Did… Not… Finish…

There’s nothing more humiliating than seeing a DNF next to your name on a results sheet. There’s no space for excuses there… Just three letters, staring back at you – and everyone else, for that matter.

Sure, if you taco your wheel, shred your derailleur, or snap your femur, it’s pretty legit. But what about that feeling of complete helplessness mid-race… When you’re out of breath, miserable, aching… Isn’t that what cross is all about?

Sure you could tough it out to the finish, “but why?” asks the little voice inside your head… Or at least that’s what it said to me.


STAGE 1 – Birth

A DNF does not simply come into existence, like anything else it is born. Either from one single event, or from a small series of events building upon each other. In my case, it was a crash… Not devastating by any means, but certainly sincere. Overmedicated and a little foggy, I grabbed a fistful of front brake on a wet, off-camber downhill corner. Needless to say, my bike quickly disappeared underneath me, tumbling down the hill in one direction, while I gruffly slammed into the ground in another.

My only thoughts at this point were finding my bike and catching my breath.


STAGE 2 – Contemplation

Unless the ‘event’ is so severe that you really can’t get up, this step tends to creep up on you. My initial reaction after any crash is to get back on the bike as quickly as possible, and do an injury/systems check as I get rolling. Usually things will normalize quickly, but in cases that may lead to a DNF there’s often something niggling that just doesn’t disappear. This is when the doubts first begin to creep into the back of your mind.

After remounting my chain and jumping back in the mix I found myself quickly drifting back… It felt like I was pedalling backwards. My body ached from the crash and I just couldn’t seem to catch my breath.
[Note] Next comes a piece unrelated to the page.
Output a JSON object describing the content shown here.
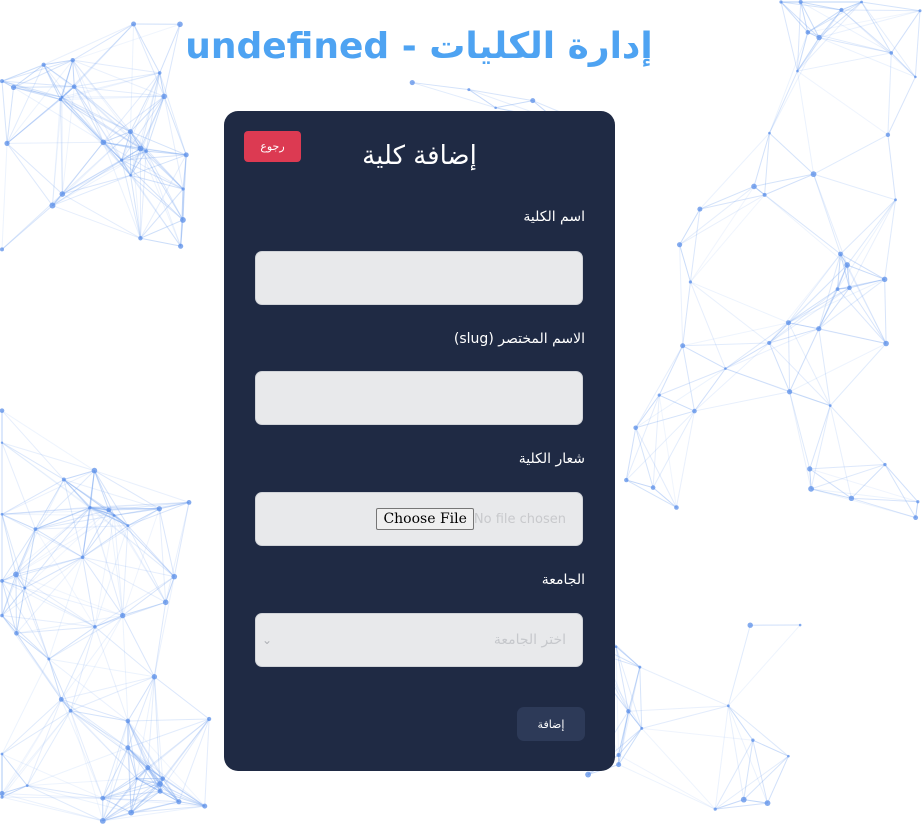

I grunted through the bumpy straightaway with nothing but mashed potatoes in my legs. Nothing was fundamentally wrong, I just couldn’t put anything together. As I commiserated I found myself rolling past the finish tent.

This is where I briefly stopped to consider my fate.

After a heavy sigh, I rode to the tent and let the officials know I was pulling the chute – They didn’t seem too concerned by the esoteric internal struggle with which I grappled.

I rolled off the course in despair.

DrieZussen_OpenWomen

STAGE 3 – Embarrassment & Humiliation

As is the nature of these things, the instant you’re no longer racing you start feeling considerably better and start to wonder what the hell your problem was. Why on earth had I wussed out so grievously?! Were things really that bad?! Why didn’t I just suck it up and finish what I had started?!

The guilt and sense of failure are too much to bear.

Of course it’s been shown that similar sentiments exist in those who undergo VO2 Max testing… They hook you up, tell you to go until you can go no more, and without fail, people always think they could have gone even harder after the fact.

Now, to be clear, I had excuses in spades… Head cold, overmedicated to the gills (Tylenol, Benylin, Vicks VapoRub & RedBull), generally unfit, bald tires, up early, kids were acting up, crashed hard, etc… All within the boundaries of legitimacy, no doubt. But there’s just something tough to swallow about those three letters… DNF.

Even worse is talking to your fellow competitors after the race… Explaining your feebleness over and over, while your friends and competitors judge you with disdain. It’s the worst.

In hindsight, I may have preferred a snapped femur ;-)


STAGE 4 – Acceptance

Slowly however, time passes and you’re able to come to terms with your new reality. You understand that despite your temporary embarrassment and open humiliation, you will live to ride another day. This too shall pass.

As with any set back in life, after you’re able to process your catastrophic failure, it’s important to look forward, bringing us to Step 5.


STAGE 5 – Retribution

I’d like to say that after a disappointing DNF, I rallied the next day, crushed my competition and stood high upon the podium basking in glory… And although this wasn’t quite the case, I would classify my return as a success.

I started strong, mixed it up with some other fine gentlemen in the middle of the pack, tried my best to race smart and rallied when I needed to, stronger today than I was yesterday because of what I had overcome. More steeled and resilient because of my DNF.

I wouldn’t say it completely redeemed my weekend, but it felt good to hold things together.


It’s possible, that these 5 stages are a tad melodramatic. But it’s cross. It’s blood, sweat and tears. It’s just too bad all I was able to show up for was the tears ;-)


The Drie Zussen Superprestige was held in beautiful Canmore, AB. A huge thanks goes out to the ABA and all the volunteers. You can have a look at all my event photos here.

DrieZussen_MastersMen